== Segment start ==

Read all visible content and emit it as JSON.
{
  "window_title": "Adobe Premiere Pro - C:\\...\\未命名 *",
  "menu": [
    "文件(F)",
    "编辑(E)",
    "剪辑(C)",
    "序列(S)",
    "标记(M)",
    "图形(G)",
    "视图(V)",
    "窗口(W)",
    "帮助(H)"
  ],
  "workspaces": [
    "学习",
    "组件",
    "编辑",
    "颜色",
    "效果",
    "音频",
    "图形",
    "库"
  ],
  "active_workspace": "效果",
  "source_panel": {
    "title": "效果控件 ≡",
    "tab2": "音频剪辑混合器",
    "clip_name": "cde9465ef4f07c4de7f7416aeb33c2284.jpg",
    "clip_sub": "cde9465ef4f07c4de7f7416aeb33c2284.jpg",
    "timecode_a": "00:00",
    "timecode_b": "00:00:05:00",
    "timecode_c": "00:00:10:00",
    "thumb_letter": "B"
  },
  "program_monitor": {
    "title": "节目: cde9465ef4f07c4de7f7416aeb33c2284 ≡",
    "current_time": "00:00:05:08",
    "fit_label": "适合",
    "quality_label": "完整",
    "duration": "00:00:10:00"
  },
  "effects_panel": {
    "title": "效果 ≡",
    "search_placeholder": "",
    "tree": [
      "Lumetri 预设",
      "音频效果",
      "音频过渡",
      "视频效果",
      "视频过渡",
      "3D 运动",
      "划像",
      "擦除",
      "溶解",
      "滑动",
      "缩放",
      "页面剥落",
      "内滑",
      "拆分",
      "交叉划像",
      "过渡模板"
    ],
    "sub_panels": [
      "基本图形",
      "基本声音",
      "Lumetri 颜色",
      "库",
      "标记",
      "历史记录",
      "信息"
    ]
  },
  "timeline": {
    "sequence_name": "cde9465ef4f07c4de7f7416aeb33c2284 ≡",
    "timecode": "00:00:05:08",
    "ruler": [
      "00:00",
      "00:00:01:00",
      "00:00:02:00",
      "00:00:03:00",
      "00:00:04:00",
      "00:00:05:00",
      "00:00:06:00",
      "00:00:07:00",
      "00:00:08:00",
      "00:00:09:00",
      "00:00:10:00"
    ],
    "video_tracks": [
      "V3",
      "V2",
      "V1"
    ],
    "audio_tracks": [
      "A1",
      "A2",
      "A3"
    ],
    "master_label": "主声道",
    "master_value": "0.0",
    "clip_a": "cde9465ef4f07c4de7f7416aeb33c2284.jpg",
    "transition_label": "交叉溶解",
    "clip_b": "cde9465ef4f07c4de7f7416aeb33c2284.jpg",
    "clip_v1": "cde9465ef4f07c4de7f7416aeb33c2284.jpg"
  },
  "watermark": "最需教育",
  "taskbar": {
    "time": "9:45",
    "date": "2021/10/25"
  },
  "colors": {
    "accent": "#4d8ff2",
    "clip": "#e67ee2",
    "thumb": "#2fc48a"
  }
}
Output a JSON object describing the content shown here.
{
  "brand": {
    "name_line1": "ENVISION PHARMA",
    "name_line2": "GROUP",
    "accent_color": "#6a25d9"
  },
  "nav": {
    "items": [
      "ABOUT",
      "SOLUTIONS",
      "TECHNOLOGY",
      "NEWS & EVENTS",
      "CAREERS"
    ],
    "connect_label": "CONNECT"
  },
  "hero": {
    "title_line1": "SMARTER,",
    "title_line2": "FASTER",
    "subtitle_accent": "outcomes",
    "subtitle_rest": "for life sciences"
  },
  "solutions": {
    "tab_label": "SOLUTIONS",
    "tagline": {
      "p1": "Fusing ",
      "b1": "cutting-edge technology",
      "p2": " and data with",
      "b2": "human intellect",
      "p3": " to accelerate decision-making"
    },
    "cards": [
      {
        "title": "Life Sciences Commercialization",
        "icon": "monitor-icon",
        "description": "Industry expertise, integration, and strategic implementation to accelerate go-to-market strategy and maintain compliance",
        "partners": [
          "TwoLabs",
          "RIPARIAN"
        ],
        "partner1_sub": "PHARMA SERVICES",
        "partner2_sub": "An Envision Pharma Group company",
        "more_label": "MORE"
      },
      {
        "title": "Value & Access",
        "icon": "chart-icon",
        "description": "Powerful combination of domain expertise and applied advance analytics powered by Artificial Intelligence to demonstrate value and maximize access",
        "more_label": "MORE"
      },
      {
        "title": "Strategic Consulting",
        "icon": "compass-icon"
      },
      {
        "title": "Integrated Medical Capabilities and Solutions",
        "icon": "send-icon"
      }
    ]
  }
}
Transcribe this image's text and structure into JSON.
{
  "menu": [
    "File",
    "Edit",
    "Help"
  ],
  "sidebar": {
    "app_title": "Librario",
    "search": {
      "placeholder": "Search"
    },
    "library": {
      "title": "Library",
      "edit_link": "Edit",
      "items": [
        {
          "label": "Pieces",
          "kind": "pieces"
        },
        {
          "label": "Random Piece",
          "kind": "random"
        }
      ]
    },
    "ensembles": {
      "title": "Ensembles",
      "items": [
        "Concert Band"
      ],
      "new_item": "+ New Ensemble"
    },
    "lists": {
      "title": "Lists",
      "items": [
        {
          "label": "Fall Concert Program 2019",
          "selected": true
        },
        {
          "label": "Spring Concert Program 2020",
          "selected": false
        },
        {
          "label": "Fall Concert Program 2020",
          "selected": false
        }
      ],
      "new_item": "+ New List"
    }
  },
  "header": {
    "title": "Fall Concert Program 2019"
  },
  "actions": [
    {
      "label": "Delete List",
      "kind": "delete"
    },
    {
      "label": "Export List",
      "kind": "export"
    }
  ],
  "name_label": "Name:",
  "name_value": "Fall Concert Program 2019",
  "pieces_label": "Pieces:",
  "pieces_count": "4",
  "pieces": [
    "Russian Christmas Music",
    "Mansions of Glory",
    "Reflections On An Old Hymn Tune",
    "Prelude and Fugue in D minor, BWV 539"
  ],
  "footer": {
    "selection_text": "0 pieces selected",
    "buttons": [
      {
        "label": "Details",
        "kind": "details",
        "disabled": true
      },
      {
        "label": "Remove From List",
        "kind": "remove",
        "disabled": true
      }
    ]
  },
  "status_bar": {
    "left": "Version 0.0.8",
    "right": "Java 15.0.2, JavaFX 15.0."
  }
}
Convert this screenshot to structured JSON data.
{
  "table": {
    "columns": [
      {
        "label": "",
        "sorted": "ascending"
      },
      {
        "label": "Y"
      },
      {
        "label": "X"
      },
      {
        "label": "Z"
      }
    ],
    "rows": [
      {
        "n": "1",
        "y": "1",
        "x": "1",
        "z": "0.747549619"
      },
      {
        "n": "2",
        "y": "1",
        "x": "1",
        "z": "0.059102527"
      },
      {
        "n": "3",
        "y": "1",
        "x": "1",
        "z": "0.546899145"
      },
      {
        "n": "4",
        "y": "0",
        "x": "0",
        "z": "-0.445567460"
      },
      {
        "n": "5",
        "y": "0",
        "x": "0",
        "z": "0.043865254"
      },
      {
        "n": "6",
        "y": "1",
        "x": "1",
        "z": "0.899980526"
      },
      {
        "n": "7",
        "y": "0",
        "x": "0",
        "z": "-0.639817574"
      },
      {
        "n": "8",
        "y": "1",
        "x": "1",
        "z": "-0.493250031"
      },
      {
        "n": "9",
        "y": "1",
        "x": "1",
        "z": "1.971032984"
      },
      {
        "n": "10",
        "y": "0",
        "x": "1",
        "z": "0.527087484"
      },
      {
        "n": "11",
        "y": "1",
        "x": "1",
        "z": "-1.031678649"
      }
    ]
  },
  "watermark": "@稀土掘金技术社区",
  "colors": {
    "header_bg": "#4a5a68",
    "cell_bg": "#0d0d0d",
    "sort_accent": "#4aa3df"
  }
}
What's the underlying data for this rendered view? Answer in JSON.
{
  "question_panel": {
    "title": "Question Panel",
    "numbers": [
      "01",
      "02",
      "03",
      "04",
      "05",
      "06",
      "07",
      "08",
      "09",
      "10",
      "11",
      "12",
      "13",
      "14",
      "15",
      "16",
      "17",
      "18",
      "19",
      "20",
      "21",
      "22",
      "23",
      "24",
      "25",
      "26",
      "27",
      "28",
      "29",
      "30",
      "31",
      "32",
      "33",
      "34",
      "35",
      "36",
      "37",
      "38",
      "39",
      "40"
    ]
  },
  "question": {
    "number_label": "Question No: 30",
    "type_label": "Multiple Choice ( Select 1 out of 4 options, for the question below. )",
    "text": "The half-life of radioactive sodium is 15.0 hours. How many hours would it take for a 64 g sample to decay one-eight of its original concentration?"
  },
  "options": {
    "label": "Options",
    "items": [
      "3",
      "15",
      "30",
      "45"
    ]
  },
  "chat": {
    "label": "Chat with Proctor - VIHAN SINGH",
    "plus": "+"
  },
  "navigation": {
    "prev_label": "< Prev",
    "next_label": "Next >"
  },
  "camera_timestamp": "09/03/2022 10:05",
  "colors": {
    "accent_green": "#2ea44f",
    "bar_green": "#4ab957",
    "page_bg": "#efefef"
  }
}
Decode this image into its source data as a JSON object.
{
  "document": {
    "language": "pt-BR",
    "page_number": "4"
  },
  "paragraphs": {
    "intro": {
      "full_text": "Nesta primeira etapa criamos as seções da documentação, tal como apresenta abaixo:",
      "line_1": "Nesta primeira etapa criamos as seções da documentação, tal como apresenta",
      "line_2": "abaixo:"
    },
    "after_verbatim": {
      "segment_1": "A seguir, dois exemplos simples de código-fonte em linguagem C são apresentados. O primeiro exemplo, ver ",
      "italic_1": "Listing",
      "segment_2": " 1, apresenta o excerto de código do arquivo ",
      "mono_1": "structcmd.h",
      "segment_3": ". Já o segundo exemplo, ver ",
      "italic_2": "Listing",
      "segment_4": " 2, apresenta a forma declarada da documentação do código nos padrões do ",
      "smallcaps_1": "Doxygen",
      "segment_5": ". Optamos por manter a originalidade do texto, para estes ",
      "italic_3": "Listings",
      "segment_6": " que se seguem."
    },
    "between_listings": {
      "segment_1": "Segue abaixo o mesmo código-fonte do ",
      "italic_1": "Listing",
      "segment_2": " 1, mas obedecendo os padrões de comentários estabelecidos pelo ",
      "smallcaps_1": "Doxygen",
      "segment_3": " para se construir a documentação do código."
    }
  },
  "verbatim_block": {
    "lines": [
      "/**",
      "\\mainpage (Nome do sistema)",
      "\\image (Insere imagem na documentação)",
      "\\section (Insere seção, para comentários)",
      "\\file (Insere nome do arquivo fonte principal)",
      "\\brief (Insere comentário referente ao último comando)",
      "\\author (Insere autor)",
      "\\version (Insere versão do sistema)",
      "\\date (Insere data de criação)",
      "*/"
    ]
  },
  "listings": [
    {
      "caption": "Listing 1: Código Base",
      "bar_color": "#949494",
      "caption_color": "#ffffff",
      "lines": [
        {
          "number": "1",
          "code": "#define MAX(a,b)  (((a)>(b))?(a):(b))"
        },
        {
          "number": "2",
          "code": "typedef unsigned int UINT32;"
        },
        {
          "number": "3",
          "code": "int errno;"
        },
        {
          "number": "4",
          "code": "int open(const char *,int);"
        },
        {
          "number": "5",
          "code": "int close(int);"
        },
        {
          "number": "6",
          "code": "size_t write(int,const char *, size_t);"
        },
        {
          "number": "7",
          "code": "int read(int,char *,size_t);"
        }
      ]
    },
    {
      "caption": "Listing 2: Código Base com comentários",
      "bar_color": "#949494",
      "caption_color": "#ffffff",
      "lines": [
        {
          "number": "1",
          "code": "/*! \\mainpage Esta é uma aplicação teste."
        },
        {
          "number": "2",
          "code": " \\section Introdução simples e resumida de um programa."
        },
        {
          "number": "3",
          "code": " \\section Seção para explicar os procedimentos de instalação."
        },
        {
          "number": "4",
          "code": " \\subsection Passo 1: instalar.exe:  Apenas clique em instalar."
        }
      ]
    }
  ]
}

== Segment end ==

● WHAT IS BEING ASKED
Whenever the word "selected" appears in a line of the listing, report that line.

● ANSWER SECTION
          "selected": true
          "selected": false
          "selected": false
    "selection_text": "0 pieces selected",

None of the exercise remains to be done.